Want to live together
The cultural dimension is present in three quarters of major world conflicts. Attacks on freedom and cultural diversity, observed in some countries, often go hand in hand with belligerent governments and/or serious internal crises. The invasion of Ukraine by Russia, the civil wars in Syria and Yemen, or the conflict in Tigray are just a few examples among the thousands that have marked history. With the return of war to Europe, on our doorstep, it is impossible for us to ignore the importance of exchange between peoples and of knowledge of foreign countries and their differences in order to preserve peace. Culture then offers itself undeniably as an extraordinary binder of peoples.
Governments and supra-governmental organizations, including the United Nations Educational, Scientific and Cultural Organization (UNESCO), play a major role in carrying out the fight for peace through culture. The universal declaration of Unesco on cultural diversity states in particular: “In our increasingly diversified societies, it is essential to ensure harmonious interaction and a desire to live together of people and groups with cultural identities that are both plural , varied and dynamic. Policies promoting the integration and participation of all citizens guarantee social cohesion, the vitality of civil society and peace. »
Governments, public companies and private companies must act in this direction. The content industries, of which Vivendi is one of the world leaders, are in the front line because of their power of influence. This influence has grown with the digitization of society and the democratization of the smartphone from an early age. On almost all continents, we are bombarded with content, useful or less useful. It is our social responsibility to be vigilant, especially in the face of the amplification of this content on social networks. Criticized because the place of many abuses, these also allow different cultures to communicate with each other and can thus contribute to the knowledge, acceptance and recognition of others.
Europe benefits from a valuable cultural wealth compared to other geographical areas where content is more standardized. Our governments are fighting against dietary obesity. What about cultural obesity? When will an advertisement on five different cultural products per day? Why not wake up to Carnatic chants from South India, play the Asphalt video game while on public transport, listen to an opera directed by Herbert von Karajan back home, watch the film Golden Helmet after dinner, and finally read The Most Secret Memory of Men by Mohamed Mbougar Sarr before going to sleep?
Vivendi supports such creation that is diverse, rich and accessible to all audiences. This is the meaning of its CSR policy, Creation for the Future, and its approach when, for example, in 2021, Editis, the number two publisher in France, launched Le Bruit du monde, a house on the program editorial open to the world. Last March, the video game publisher Gameloft created Exploratio, a game whose ambition is to discover the richness of French and to promote mastery of it. Last year, Canal+ Group spent 50% of its investments on local programs, invested 500 million euros in French and European cinema, and restored or digitized 120 old films. Finally, Vivendi set up a solidarity program, Vivendi Create Joy, in 2008 and will soon create a foundation, one of the objectives of which will be to make culture accessible to young people from underprivileged backgrounds.

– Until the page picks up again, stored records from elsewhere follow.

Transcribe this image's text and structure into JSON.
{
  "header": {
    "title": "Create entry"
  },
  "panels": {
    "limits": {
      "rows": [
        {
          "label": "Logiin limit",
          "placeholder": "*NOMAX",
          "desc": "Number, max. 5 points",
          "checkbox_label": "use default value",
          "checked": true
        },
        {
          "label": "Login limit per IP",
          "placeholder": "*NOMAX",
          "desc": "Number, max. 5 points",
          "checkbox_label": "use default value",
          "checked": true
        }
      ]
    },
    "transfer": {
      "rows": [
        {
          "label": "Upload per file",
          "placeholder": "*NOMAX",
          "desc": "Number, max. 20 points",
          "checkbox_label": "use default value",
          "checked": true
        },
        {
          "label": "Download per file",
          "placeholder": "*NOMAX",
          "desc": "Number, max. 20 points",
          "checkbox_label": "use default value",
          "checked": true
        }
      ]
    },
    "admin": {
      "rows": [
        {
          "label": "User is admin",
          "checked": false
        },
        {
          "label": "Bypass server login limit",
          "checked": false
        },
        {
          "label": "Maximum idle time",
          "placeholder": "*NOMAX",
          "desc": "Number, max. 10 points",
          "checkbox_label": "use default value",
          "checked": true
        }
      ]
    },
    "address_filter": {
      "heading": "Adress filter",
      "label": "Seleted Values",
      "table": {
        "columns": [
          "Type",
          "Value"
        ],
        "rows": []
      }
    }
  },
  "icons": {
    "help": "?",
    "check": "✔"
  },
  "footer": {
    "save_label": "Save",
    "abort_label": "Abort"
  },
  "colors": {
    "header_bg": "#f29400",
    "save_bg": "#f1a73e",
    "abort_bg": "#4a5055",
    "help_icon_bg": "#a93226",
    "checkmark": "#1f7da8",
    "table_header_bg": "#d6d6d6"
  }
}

The momentum must continue. Europe, via its public and private actors, must continue to support and fund culture. Its economic development and peace between peoples are at stake.